» Work to be completed: Using the records below, find how many lines hold the word "label" and reply with only that number.

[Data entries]
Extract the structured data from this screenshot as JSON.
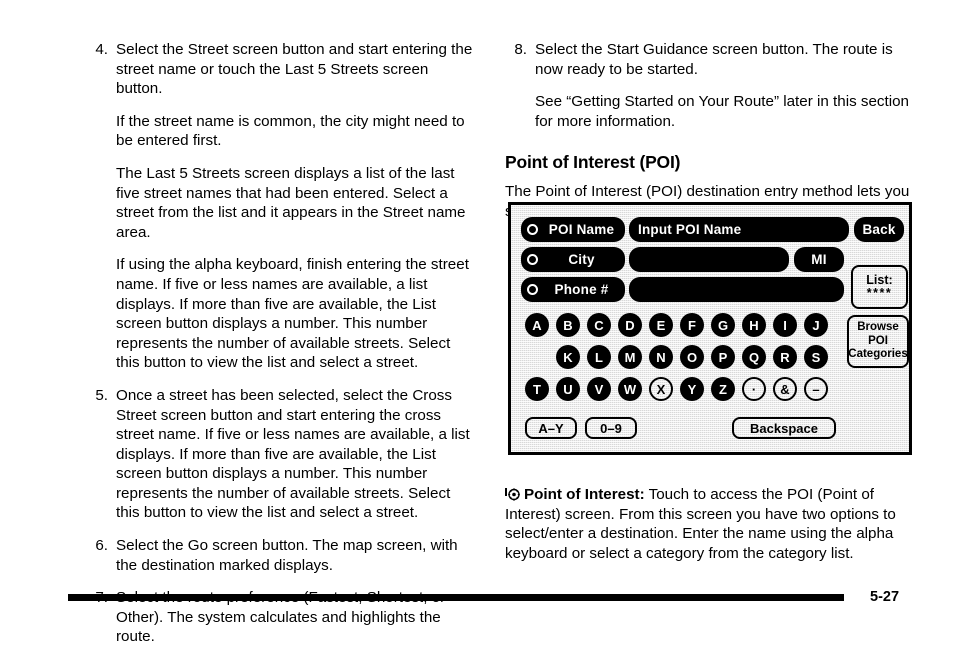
{
  "page": {
    "folio": "5-27"
  },
  "left_column": {
    "steps": [
      {
        "num": "4.",
        "paragraphs": [
          "Select the Street screen button and start entering the street name or touch the Last 5 Streets screen button.",
          "If the street name is common, the city might need to be entered first.",
          "The Last 5 Streets screen displays a list of the last five street names that had been entered. Select a street from the list and it appears in the Street name area.",
          "If using the alpha keyboard, finish entering the street name. If five or less names are available, a list displays. If more than five are available, the List screen button displays a number. This number represents the number of available streets. Select this button to view the list and select a street."
        ]
      },
      {
        "num": "5.",
        "paragraphs": [
          "Once a street has been selected, select the Cross Street screen button and start entering the cross street name. If five or less names are available, a list displays. If more than five are available, the List screen button displays a number. This number represents the number of available streets. Select this button to view the list and select a street."
        ]
      },
      {
        "num": "6.",
        "paragraphs": [
          "Select the Go screen button. The map screen, with the destination marked displays."
        ]
      },
      {
        "num": "7.",
        "paragraphs": [
          "Select the route preference (Fastest, Shortest, or Other). The system calculates and highlights the route."
        ]
      }
    ]
  },
  "right_column": {
    "steps": [
      {
        "num": "8.",
        "paragraphs": [
          "Select the Start Guidance screen button. The route is now ready to be started.",
          "See “Getting Started on Your Route” later in this section for more information."
        ]
      }
    ],
    "heading": "Point of Interest (POI)",
    "intro": "The Point of Interest (POI) destination entry method lets you select a destination from the POI list."
  },
  "nav_screen": {
    "rows": [
      {
        "label": "POI Name",
        "field_value": "Input POI Name"
      },
      {
        "label": "City",
        "field_value": ""
      },
      {
        "label": "Phone #",
        "field_value": ""
      }
    ],
    "state_button": "MI",
    "back_button": "Back",
    "list_button": {
      "line1": "List:",
      "line2": "****"
    },
    "browse_button": {
      "line1": "Browse",
      "line2": "POI",
      "line3": "Categories"
    },
    "keyboard": {
      "row1": [
        "A",
        "B",
        "C",
        "D",
        "E",
        "F",
        "G",
        "H",
        "I",
        "J"
      ],
      "row2": [
        "K",
        "L",
        "M",
        "N",
        "O",
        "P",
        "Q",
        "R",
        "S"
      ],
      "row3": [
        "T",
        "U",
        "V",
        "W",
        "X",
        "Y",
        "Z",
        "·",
        "&",
        "–"
      ],
      "row3_dim": [
        false,
        false,
        false,
        false,
        true,
        false,
        false,
        true,
        true,
        true
      ],
      "bottom": [
        {
          "label": "A–Y"
        },
        {
          "label": "0–9"
        },
        {
          "label": "Backspace"
        }
      ]
    }
  },
  "caption": {
    "icon": "poi-marker-icon",
    "term": "Point of Interest:",
    "text": " Touch to access the POI (Point of Interest) screen. From this screen you have two options to select/enter a destination. Enter the name using the alpha keyboard or select a category from the category list."
  }
}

» Written answer: 6